Certain types of debt aren’t even bankruptible—student loans, IRS, criminal fines/restitution, alimony/child support. Bankruptcy is a long and expensive process. It should be a last-gasp solution but sometimes is the only option. Enlist the help of an ethical financial coach before taking this step.
Payday loans are among the most predatory quick fixes for those in debt trouble. To get the “loan,” you must write a post-dated check or provide electronic access to your account at some future date. The amount you pay is the total of the loan plus the fee that the lender is charging you. The lenders are counting on you not being able to repay on the designated date, in which case you get caught in a downward spiral of worsening debt. The interest rates on these are often in the high triple-digits. They’re a cancer on your financial life and illegal in some states for that reason. Avoid payday loans at all costs, no matter how sure you are that you can repay on time.
Zero-Balance Credit Cards

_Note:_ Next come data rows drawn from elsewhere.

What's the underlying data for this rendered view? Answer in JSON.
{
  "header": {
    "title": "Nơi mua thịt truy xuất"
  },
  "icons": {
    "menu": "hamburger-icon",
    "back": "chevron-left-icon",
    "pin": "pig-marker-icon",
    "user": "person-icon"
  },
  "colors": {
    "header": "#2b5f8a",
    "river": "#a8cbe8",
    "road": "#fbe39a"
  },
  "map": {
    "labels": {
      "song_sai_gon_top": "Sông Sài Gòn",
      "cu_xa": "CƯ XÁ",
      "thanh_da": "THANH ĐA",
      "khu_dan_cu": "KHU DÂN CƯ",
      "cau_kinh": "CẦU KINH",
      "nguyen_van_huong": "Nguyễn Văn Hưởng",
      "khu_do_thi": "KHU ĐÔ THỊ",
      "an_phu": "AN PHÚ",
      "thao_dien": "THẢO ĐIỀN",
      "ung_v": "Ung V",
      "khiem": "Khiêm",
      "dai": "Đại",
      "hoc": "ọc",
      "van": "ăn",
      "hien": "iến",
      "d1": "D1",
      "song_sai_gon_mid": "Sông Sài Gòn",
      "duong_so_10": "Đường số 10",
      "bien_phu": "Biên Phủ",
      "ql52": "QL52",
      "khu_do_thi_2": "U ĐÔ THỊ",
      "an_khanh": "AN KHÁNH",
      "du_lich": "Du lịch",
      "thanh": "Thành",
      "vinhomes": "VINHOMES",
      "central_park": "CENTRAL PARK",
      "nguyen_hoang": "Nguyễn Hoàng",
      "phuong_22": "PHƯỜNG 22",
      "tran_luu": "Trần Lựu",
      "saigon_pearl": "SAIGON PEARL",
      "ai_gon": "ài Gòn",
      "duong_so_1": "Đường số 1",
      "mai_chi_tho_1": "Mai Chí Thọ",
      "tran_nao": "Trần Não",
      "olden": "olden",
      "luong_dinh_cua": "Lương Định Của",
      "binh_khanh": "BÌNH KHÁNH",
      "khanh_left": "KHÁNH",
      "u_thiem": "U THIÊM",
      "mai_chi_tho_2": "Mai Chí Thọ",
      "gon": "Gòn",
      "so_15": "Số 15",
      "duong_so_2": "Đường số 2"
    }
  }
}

Please don’t get caught in the zero-balance points/miles credit-card shuffle/merry-go-round! See the prior post I’m Calling BS on Your CCs for my extended thoughts on this lure. Credit cards are the most heavily marketed products out there. The banks use armies of very talented mathematicians and marketers to make sure the deals are always skewed heavily in their favor. They know you’ll spend far more with the lure of points, miles, and zero interest and you’ll end up paying heavily.

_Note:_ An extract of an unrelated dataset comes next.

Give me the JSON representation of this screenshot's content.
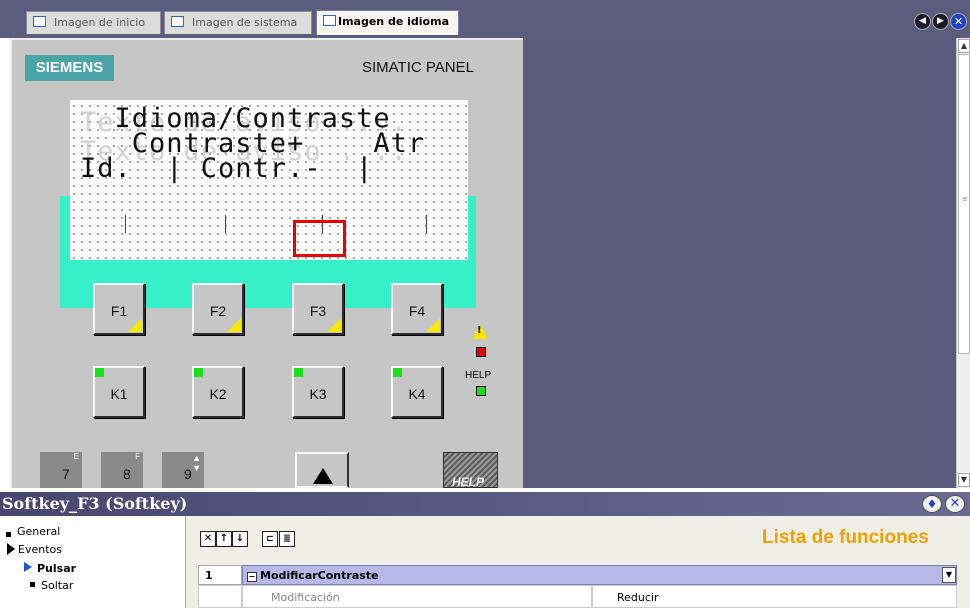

That said, some folks will bail themselves out of high-interest rate cards by transferring to a new zero-rate card to buy themselves some breathing room. The card companies are banking (literally) on the fact that in most cases, folks won’t pay the new card off by the time the grace period ends, and then whack them with even higher rates. Don’t ever do this unless you’re absolutely sure you can pull it off. It’s a gamble.
Retirement Savings/401k Loans
Another place people look to bail themselves out is their retirement funds. This is another bad idea that does long-term damage to your financial health, particularly if you’re young. Those dollars invested in your early days are the ones that compound into big bucks later.
This includes 401k loans—a very dangerous route to go. If you suddenly lose your job, guess what—the loan is due. Also, while you have that money out of the account, it’s not growing for your retirement. Don’t set yourself back this way! Would you rather eat Ramen noodles now or Alpo in your retirement years?
The standard advice is to never touch your retirement savings unless it’s to stave off bankruptcy or foreclosure, and there are no other viable alternatives.
So, with those options off the table, what’s left? Follow the plan that works—the one with a proven track record of success. Sign up for a local Financial Peace University course (or take the online one), get to the library and read Dave Ramsey’s Total Money Makeover, or find a good, ethical financial coach.
Healing debt problems is like dieting. The solutions aren’t complicated. The quick fixes are scams, traps, and minefields. It takes a solid plan, dedication, and persistence to succeed.
If you need help, reach out to us at Money Coach Group. We have new, inexpensive plans that don’t lock you into anything and we never try to sell you any products. Maybe we’re that savior you’ve been dreaming about. We’d love to help you down the path to BE. DEBT. FREE!